▸ **Activity**:
Skip the images; return every entry exactly.
+---+
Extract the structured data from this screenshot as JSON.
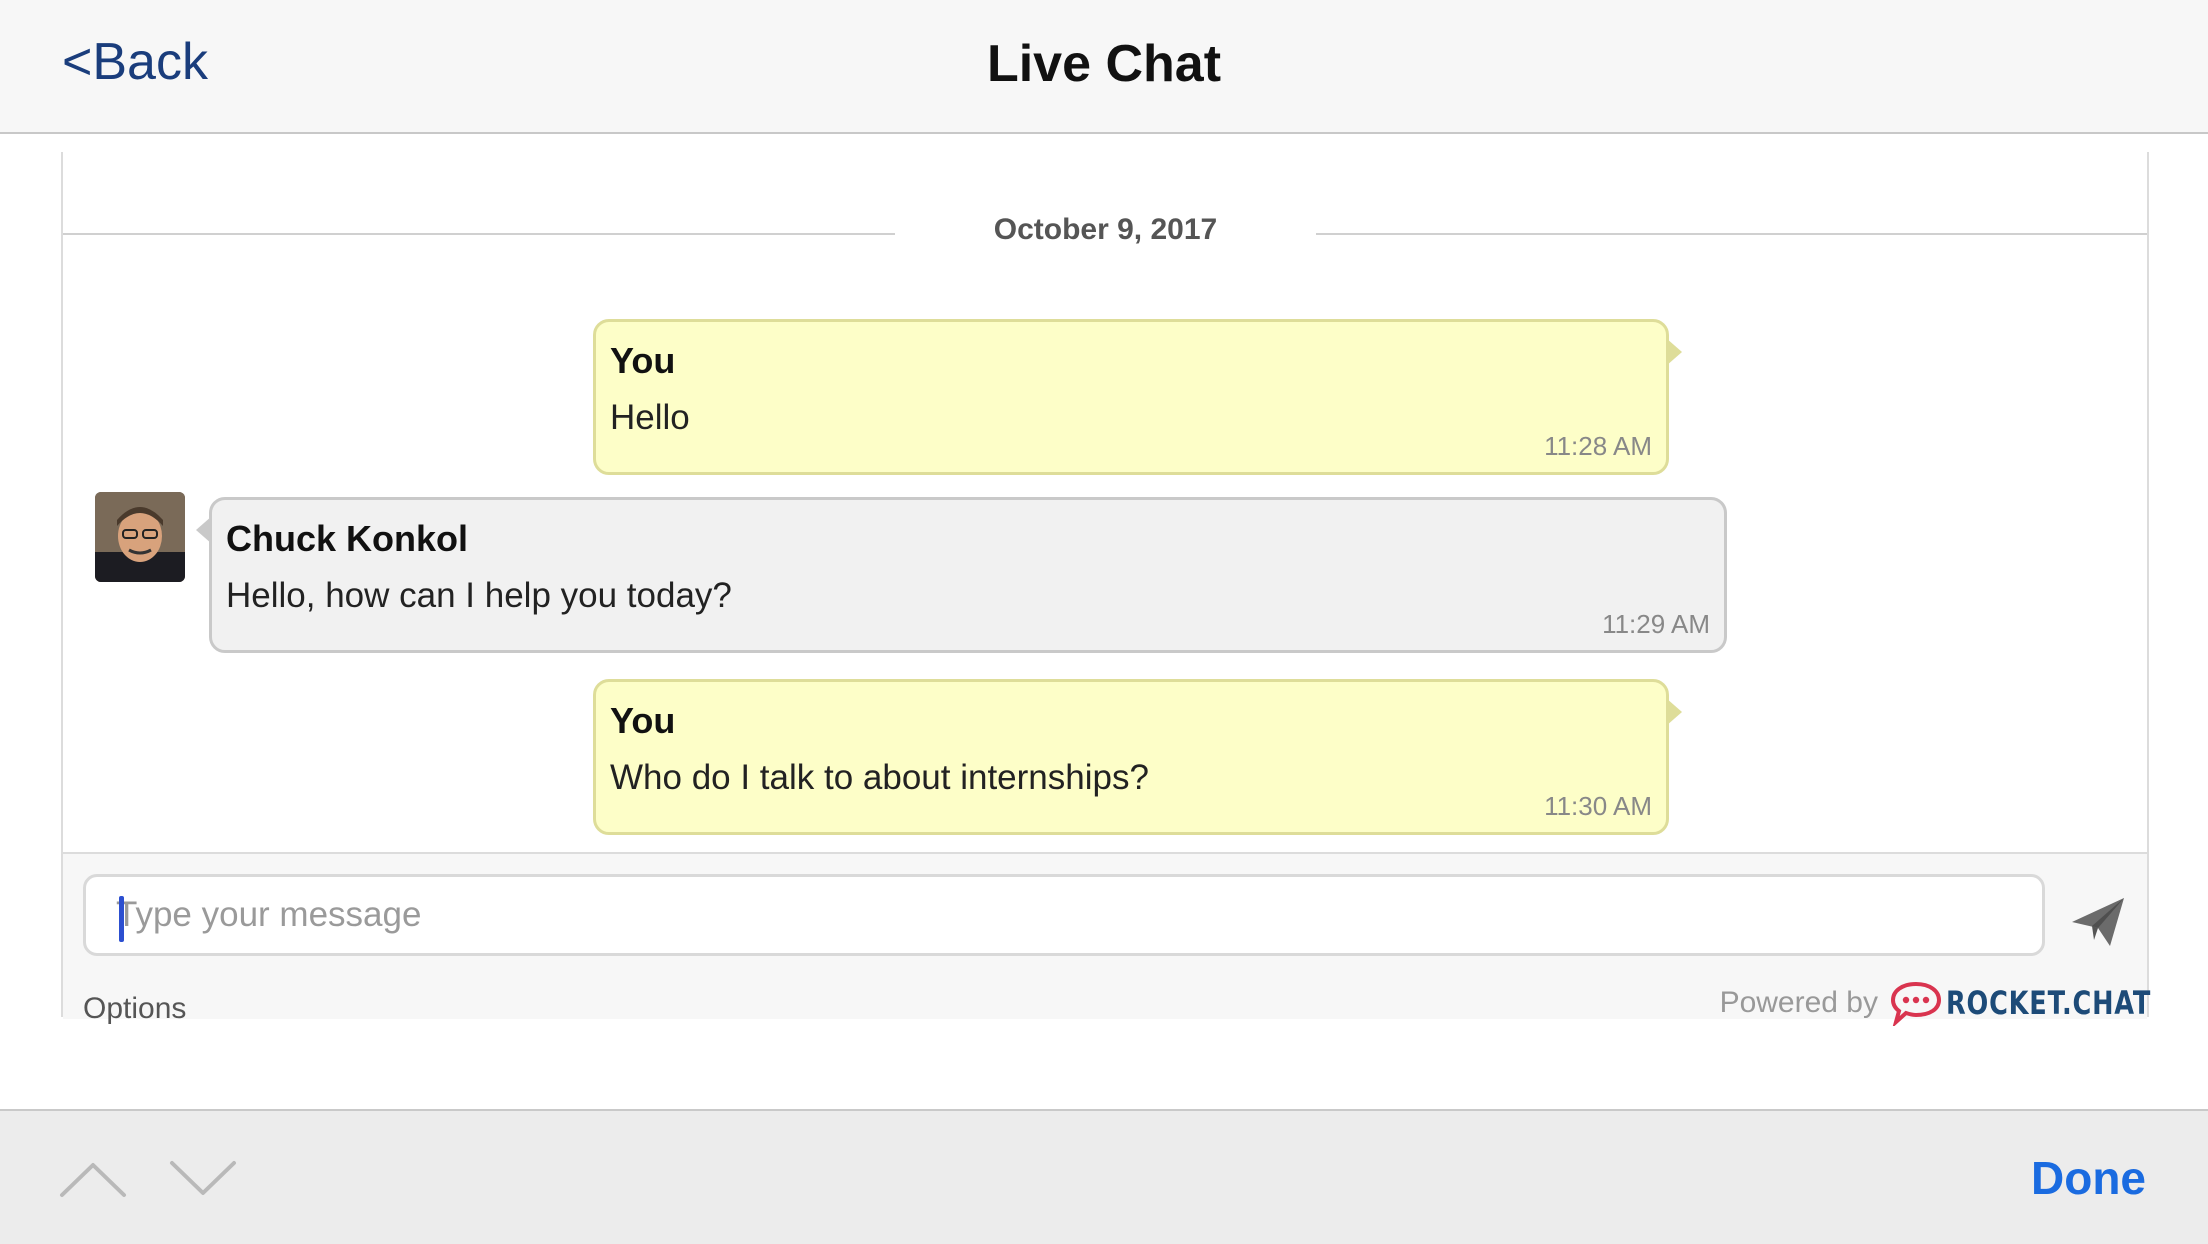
{
  "navbar": {
    "back_label": "<Back",
    "title": "Live Chat"
  },
  "chat": {
    "date": "October 9, 2017",
    "messages": [
      {
        "author": "You",
        "text": "Hello",
        "time": "11:28 AM"
      },
      {
        "author": "Chuck Konkol",
        "text": "Hello, how can I help you today?",
        "time": "11:29 AM"
      },
      {
        "author": "You",
        "text": "Who do I talk to about internships?",
        "time": "11:30 AM"
      }
    ]
  },
  "composer": {
    "placeholder": "Type your message",
    "options_label": "Options",
    "powered_by": "Powered by",
    "brand": "ROCKET.CHAT",
    "brand_icon": "rocket-chat-logo-icon",
    "send_icon": "paper-plane-icon"
  },
  "keyboard_toolbar": {
    "prev_icon": "chevron-up-icon",
    "next_icon": "chevron-down-icon",
    "done_label": "Done"
  },
  "colors": {
    "own_bubble": "#fdfec8",
    "other_bubble": "#f1f1f1",
    "link_blue": "#1a6be0",
    "back_blue": "#1a3d7c",
    "brand_red": "#d9344f",
    "brand_blue": "#1d4b78"
  }
}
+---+
▸ **Your response**:
Extract the structured data from this screenshot as JSON.
{
  "navbar": {
    "back_label": "<Back",
    "title": "Live Chat"
  },
  "chat": {
    "date": "October 9, 2017",
    "messages": [
      {
        "author": "You",
        "text": "Hello",
        "time": "11:28 AM"
      },
      {
        "author": "Chuck Konkol",
        "text": "Hello, how can I help you today?",
        "time": "11:29 AM"
      },
      {
        "author": "You",
        "text": "Who do I talk to about internships?",
        "time": "11:30 AM"
      }
    ]
  },
  "composer": {
    "placeholder": "Type your message",
    "options_label": "Options",
    "powered_by": "Powered by",
    "brand": "ROCKET.CHAT",
    "brand_icon": "rocket-chat-logo-icon",
    "send_icon": "paper-plane-icon"
  },
  "keyboard_toolbar": {
    "prev_icon": "chevron-up-icon",
    "next_icon": "chevron-down-icon",
    "done_label": "Done"
  },
  "colors": {
    "own_bubble": "#fdfec8",
    "other_bubble": "#f1f1f1",
    "link_blue": "#1a6be0",
    "back_blue": "#1a3d7c",
    "brand_red": "#d9344f",
    "brand_blue": "#1d4b78"
  }
}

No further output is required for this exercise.